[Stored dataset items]
========================================

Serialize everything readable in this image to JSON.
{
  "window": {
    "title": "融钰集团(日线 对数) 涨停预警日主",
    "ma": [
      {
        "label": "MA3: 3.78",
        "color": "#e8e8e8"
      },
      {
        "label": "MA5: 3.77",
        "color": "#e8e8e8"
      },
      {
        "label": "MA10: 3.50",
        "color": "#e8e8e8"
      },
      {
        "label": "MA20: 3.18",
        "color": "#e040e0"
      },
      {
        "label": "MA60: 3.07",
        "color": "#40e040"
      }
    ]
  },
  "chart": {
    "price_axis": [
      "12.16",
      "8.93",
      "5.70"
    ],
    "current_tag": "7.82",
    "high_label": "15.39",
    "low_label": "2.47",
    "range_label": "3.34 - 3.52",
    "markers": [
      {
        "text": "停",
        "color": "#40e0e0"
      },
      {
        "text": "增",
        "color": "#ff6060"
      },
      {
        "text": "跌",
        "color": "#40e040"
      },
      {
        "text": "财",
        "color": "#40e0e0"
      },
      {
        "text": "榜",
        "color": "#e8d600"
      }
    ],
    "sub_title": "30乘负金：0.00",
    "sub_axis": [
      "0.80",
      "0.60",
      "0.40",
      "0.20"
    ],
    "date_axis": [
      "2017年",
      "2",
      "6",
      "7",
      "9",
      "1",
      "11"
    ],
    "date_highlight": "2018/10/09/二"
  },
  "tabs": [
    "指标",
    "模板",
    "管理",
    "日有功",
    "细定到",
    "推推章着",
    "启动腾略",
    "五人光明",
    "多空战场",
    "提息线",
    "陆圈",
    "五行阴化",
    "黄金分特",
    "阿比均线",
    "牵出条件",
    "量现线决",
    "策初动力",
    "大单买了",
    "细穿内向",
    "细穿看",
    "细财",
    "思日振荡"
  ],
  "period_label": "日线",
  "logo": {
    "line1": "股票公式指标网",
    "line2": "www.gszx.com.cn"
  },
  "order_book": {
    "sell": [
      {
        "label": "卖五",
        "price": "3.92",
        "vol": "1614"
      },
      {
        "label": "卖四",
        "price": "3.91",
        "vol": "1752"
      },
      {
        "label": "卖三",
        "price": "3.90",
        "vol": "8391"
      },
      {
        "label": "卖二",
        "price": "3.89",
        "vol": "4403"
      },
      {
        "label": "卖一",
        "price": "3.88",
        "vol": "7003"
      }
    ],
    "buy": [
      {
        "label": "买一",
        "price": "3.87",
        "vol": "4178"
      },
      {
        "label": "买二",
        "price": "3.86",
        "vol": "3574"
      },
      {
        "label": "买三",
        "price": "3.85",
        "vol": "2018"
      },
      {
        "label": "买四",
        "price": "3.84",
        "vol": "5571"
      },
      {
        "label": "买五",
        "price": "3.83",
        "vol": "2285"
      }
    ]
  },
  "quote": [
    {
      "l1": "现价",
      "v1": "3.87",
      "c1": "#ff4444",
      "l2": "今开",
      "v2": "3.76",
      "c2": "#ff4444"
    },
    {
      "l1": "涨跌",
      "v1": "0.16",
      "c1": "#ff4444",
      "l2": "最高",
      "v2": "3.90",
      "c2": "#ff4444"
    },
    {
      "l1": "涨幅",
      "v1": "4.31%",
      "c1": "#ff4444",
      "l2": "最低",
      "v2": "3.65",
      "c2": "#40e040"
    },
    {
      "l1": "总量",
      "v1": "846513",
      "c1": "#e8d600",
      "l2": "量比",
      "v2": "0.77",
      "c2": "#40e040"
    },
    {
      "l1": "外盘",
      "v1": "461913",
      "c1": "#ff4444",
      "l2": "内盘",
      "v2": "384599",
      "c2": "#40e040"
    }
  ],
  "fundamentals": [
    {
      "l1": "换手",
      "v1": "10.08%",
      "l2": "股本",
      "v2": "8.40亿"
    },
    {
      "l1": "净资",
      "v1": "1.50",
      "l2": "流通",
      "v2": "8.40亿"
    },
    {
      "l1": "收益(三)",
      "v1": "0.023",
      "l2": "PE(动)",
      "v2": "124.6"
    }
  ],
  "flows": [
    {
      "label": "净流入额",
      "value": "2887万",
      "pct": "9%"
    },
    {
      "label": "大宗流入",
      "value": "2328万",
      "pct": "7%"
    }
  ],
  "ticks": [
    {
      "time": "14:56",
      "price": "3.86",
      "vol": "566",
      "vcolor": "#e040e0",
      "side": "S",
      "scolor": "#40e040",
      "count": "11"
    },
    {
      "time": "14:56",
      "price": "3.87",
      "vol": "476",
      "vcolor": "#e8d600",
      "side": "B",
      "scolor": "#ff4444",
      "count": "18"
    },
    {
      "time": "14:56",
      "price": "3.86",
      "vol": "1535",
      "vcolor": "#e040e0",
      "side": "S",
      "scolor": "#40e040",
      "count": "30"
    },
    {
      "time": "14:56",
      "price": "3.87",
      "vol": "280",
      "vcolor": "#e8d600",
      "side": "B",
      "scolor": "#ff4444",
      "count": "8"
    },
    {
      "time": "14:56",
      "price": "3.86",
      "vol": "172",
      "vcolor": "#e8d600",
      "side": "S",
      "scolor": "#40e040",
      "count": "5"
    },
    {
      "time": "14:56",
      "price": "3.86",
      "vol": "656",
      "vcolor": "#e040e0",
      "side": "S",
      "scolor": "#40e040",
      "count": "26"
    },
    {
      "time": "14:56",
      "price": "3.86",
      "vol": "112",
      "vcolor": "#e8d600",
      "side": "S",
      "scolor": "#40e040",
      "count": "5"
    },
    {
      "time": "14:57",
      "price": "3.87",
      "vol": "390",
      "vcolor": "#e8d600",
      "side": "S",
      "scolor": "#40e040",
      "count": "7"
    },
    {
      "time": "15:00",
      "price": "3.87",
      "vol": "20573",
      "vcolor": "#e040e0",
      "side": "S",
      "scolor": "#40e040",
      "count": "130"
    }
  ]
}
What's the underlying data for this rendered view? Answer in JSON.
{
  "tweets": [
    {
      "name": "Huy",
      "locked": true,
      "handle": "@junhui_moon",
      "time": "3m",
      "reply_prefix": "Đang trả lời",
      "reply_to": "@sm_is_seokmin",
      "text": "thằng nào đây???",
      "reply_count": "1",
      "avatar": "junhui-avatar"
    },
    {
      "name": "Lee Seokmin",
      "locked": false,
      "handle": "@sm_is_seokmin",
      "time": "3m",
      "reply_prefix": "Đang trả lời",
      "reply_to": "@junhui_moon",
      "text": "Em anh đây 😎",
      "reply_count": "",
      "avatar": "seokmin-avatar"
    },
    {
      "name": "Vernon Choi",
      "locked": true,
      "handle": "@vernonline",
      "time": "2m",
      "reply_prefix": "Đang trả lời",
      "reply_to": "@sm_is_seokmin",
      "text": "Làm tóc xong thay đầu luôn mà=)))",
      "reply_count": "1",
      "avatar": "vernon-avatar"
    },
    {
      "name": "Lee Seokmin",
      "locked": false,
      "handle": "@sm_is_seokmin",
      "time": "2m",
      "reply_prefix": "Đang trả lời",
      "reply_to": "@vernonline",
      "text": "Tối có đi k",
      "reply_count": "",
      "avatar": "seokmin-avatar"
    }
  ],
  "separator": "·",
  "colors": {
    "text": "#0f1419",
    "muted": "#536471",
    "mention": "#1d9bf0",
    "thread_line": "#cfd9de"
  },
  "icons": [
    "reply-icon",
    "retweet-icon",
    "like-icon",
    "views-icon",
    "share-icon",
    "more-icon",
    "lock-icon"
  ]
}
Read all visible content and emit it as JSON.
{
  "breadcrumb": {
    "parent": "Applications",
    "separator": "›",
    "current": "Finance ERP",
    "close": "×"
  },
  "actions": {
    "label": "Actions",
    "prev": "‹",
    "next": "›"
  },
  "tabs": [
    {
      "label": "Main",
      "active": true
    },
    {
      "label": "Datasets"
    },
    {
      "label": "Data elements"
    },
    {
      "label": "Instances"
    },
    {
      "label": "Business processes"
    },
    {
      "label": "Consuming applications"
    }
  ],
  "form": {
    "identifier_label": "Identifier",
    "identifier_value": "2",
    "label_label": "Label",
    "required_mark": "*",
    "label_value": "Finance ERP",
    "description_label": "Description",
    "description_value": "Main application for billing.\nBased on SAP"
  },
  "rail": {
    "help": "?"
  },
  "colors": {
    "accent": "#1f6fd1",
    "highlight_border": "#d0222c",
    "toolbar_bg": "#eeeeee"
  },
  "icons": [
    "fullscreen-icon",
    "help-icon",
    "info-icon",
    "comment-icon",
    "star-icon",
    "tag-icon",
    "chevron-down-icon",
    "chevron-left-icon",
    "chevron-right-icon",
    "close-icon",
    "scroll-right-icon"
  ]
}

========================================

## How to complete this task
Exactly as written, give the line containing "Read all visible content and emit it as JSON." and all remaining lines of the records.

## Output for this exercise
Read all visible content and emit it as JSON.
{
  "breadcrumb": {
    "parent": "Applications",
    "separator": "›",
    "current": "Finance ERP",
    "close": "×"
  },
  "actions": {
    "label": "Actions",
    "prev": "‹",
    "next": "›"
  },
  "tabs": [
    {
      "label": "Main",
      "active": true
    },
    {
      "label": "Datasets"
    },
    {
      "label": "Data elements"
    },
    {
      "label": "Instances"
    },
    {
      "label": "Business processes"
    },
    {
      "label": "Consuming applications"
    }
  ],
  "form": {
    "identifier_label": "Identifier",
    "identifier_value": "2",
    "label_label": "Label",
    "required_mark": "*",
    "label_value": "Finance ERP",
    "description_label": "Description",
    "description_value": "Main application for billing.\nBased on SAP"
  },
  "rail": {
    "help": "?"
  },
  "colors": {
    "accent": "#1f6fd1",
    "highlight_border": "#d0222c",
    "toolbar_bg": "#eeeeee"
  },
  "icons": [
    "fullscreen-icon",
    "help-icon",
    "info-icon",
    "comment-icon",
    "star-icon",
    "tag-icon",
    "chevron-down-icon",
    "chevron-left-icon",
    "chevron-right-icon",
    "close-icon",
    "scroll-right-icon"
  ]
}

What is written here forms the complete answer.